-- ASSIGNMENT --
Extract every line of the material below and reproduce it faithfully.

-- EXTRACTED INFORMATION --
====================

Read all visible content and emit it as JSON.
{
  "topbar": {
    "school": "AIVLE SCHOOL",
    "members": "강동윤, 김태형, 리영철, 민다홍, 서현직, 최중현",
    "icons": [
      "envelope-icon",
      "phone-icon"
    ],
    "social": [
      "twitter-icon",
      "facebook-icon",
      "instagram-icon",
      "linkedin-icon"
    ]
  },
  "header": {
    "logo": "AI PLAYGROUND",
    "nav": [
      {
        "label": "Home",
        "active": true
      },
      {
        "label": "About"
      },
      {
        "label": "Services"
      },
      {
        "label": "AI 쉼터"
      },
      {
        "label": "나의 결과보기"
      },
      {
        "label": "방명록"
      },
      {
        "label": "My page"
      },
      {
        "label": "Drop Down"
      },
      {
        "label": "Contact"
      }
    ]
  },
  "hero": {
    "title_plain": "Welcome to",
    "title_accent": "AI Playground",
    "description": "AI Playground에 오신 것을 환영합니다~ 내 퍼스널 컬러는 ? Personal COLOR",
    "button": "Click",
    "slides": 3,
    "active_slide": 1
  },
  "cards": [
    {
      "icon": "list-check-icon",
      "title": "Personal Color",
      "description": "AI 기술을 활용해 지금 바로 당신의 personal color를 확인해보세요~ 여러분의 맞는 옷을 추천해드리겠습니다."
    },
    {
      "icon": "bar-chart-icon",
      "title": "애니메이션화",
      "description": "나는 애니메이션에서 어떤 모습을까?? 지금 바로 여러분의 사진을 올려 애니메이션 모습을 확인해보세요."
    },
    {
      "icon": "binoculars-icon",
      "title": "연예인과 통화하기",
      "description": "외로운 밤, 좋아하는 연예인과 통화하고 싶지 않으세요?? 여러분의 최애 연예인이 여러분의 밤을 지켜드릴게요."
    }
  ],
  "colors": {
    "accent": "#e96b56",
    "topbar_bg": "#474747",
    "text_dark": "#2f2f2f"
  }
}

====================

-- RESULT --
Read all visible content and emit it as JSON.
{
  "topbar": {
    "school": "AIVLE SCHOOL",
    "members": "강동윤, 김태형, 리영철, 민다홍, 서현직, 최중현",
    "icons": [
      "envelope-icon",
      "phone-icon"
    ],
    "social": [
      "twitter-icon",
      "facebook-icon",
      "instagram-icon",
      "linkedin-icon"
    ]
  },
  "header": {
    "logo": "AI PLAYGROUND",
    "nav": [
      {
        "label": "Home",
        "active": true
      },
      {
        "label": "About"
      },
      {
        "label": "Services"
      },
      {
        "label": "AI 쉼터"
      },
      {
        "label": "나의 결과보기"
      },
      {
        "label": "방명록"
      },
      {
        "label": "My page"
      },
      {
        "label": "Drop Down"
      },
      {
        "label": "Contact"
      }
    ]
  },
  "hero": {
    "title_plain": "Welcome to",
    "title_accent": "AI Playground",
    "description": "AI Playground에 오신 것을 환영합니다~ 내 퍼스널 컬러는 ? Personal COLOR",
    "button": "Click",
    "slides": 3,
    "active_slide": 1
  },
  "cards": [
    {
      "icon": "list-check-icon",
      "title": "Personal Color",
      "description": "AI 기술을 활용해 지금 바로 당신의 personal color를 확인해보세요~ 여러분의 맞는 옷을 추천해드리겠습니다."
    },
    {
      "icon": "bar-chart-icon",
      "title": "애니메이션화",
      "description": "나는 애니메이션에서 어떤 모습을까?? 지금 바로 여러분의 사진을 올려 애니메이션 모습을 확인해보세요."
    },
    {
      "icon": "binoculars-icon",
      "title": "연예인과 통화하기",
      "description": "외로운 밤, 좋아하는 연예인과 통화하고 싶지 않으세요?? 여러분의 최애 연예인이 여러분의 밤을 지켜드릴게요."
    }
  ],
  "colors": {
    "accent": "#e96b56",
    "topbar_bg": "#474747",
    "text_dark": "#2f2f2f"
  }
}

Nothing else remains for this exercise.